There are other pitfalls as well, Mercurio adds:

  • No harvest date on the label means you run the risk of purchasing an old, possibly rancid oil. (True EVOO has a shelf life of only 18-24 months.)
  • If the label says "Packaged in [name of a country]" (such as Spain or Greece), then more than likely the oil wasn’t grown in that country, just bottled there to give it more cachet.

Like a Virgin?

How can you tell if the olive oil on your shelf is really extra virgin?

The North American Olive Oil Association (NAOOA), a trade group promoting olive oil, advises consumers to look for their label on the bottle

"A stipulation of membership in the NAOOA is to abide by strict quality control standards," NAOOA president Bob Bauer says in a statement emailed to WebMD. "To enforce the standards, the NAOOA purchases olive oils from the same stores where American consumers buy olive oil for home use. Then, those bottles are sent to labs in Europe run by the International Olive Council for chemical testing and analysis. The tests determine if the olive oils are what the labels say they are — and not adulterated or a mislabeled product." (The International Olive Council [IOC] is the worldwide body that sets quality standards for the olive oil industry.)

But chefs and culinary experts suggest the best bet is to do a little testing of your own.

"My rule of thumb for at-home testing is to pour a few tablespoons of olive oil on a white dish. Look for consistencies that are smooth, although far thicker than corn or vegetable oil. Your olive oil should also smell like olives," Stella Metsovas, a Los Angeles nutritionist, tells WebMD in an email. "When the oil hits your palette, look for a smooth finish on the tongue; when the oil hits the back of your throat, look for a slight burn. The burn is actually the polyphenols found in fresh oils." Polyphenols are a type of antioxidant.

Harlan has some preferences of his own. "I prefer Spanish oils because they will have a grassy and sharper flavor (they are often slightly more acidic). They are often the more reasonably priced choice," he says. "Greek and Italian oils are great. I look for extra virgin oils that are labeled 'cold pressed' with labels that indicate the origin — usually a family company or farm."

Other Oils

Olive oil isn't your only option. Harlan recommends the following choices, depending on what you’re cooking:

  • Extra virgin olive oil for cold dishes and recipes that don't require much heat.
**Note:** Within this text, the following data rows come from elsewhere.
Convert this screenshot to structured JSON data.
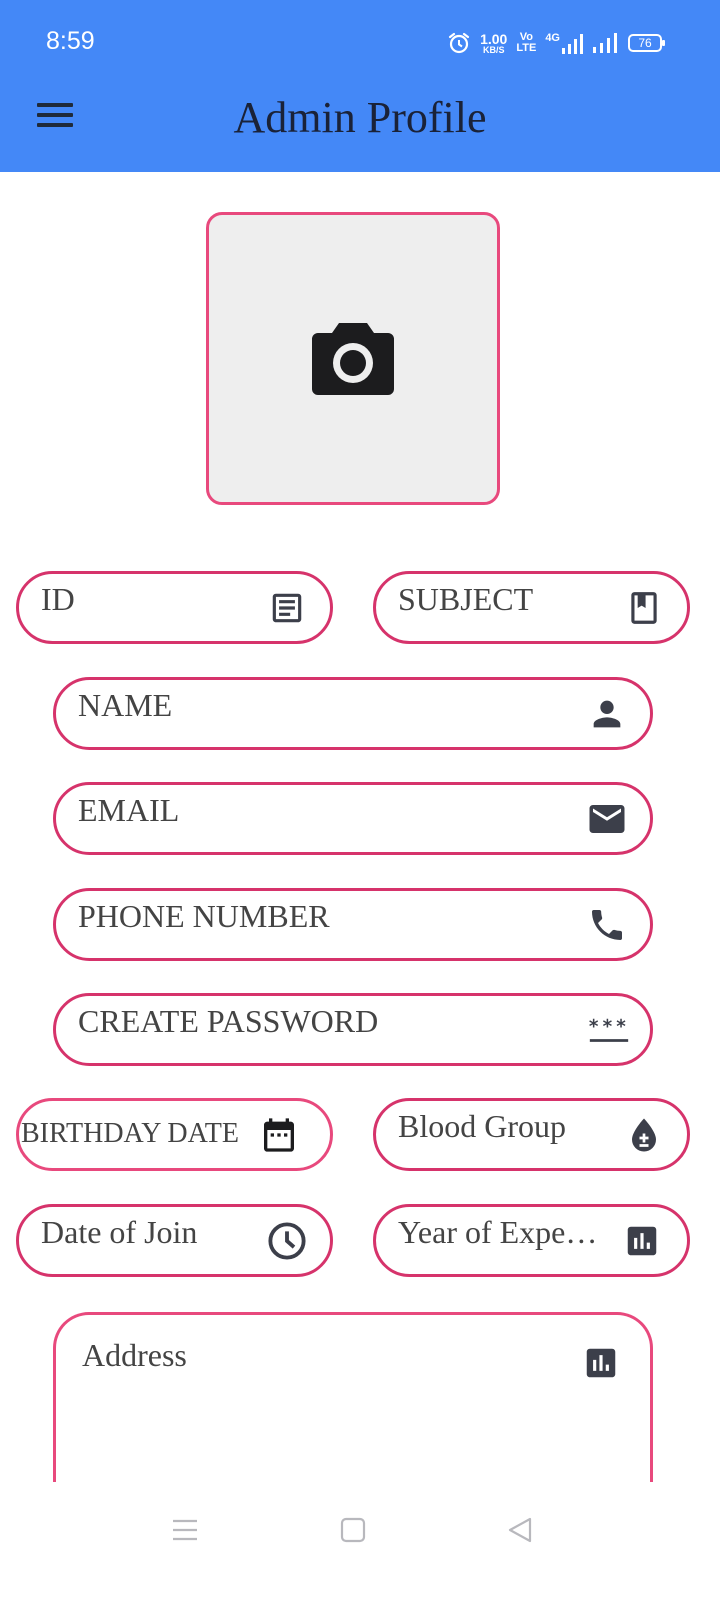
{
  "status_bar": {
    "time": "8:59",
    "network_speed": "1.00",
    "network_speed_unit": "KB/S",
    "volte_line1": "Vo",
    "volte_line2": "LTE",
    "network_type": "4G",
    "battery": "76"
  },
  "app_bar": {
    "title": "Admin Profile",
    "background_color": "#4488f7"
  },
  "photo_picker": {
    "icon": "camera-icon"
  },
  "form": {
    "id": {
      "label": "ID",
      "icon": "article-icon"
    },
    "subject": {
      "label": "SUBJECT",
      "icon": "book-icon"
    },
    "name": {
      "label": "NAME",
      "icon": "person-icon"
    },
    "email": {
      "label": "EMAIL",
      "icon": "mail-icon"
    },
    "phone": {
      "label": "PHONE NUMBER",
      "icon": "phone-icon"
    },
    "password": {
      "label": "CREATE PASSWORD",
      "icon": "password-icon"
    },
    "birthday": {
      "label": "BIRTHDAY DATE",
      "icon": "calendar-icon"
    },
    "blood_group": {
      "label": "Blood Group",
      "icon": "blood-drop-icon"
    },
    "date_of_join": {
      "label": "Date of Join",
      "icon": "clock-icon"
    },
    "experience": {
      "label": "Year of Expe…",
      "icon": "bar-chart-icon"
    },
    "address": {
      "label": "Address",
      "icon": "bar-chart-icon"
    }
  },
  "colors": {
    "field_border": "#d6336b",
    "photo_border": "#e8497d",
    "icon": "#3c3f4a"
  },
  "nav_bar": {
    "items": [
      "menu-icon",
      "home-square-icon",
      "back-triangle-icon"
    ]
  }
}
That’s because extra virgin olive oil has a low smoke point — that's the temperature at which the oil begins to smoke. (The healthy phenols found in olive oil are severely compromised by heat, Metsovas says.)
  • Virgin olive oil for lower-temperature cooking. "Great flavor with a higher smoke point," Harlan says.
  • Grapeseed oil is a great substitute for olive oil in cooking, because it has a higher smoke point. "Flavor-wise, grapeseed oil has less of the strong fruitiness of olive oil but all of the benefits," Harlan says. Some research shows that it may have heart-health benefits. One study found a 13% to 14% increase in HDL (good) cholesterol from eating as little as one ounce a day. In another study, substituting 1.5 ounces of grapeseed oil for other fats in recipes resulted in a 7% drop in LDL (bad) cholesterol and a 13% rise in HDL levels.
  • Toasted or dark sesame oil for Asian dishes. "High in monounsaturated fats and a distinct flavor that says Chinese or Thai," Harlan says.


Too Much of a Good Thing

Even if you're using the best-quality oils, you can get too much of a good thing. Olive oil may be one of the more healthful oils out there, but it's still a fat and should still be used in moderation.

"All oils and fats contain calories and about the same amount. A teaspoon has about 45 to 50 calories — whether that is butter, lard, olive oil, or margarine," Harlan says. "The idea of celebrity chefs sloshing oil in the pan with abandon does two things: adds too, too many calories and just makes the dish greasy."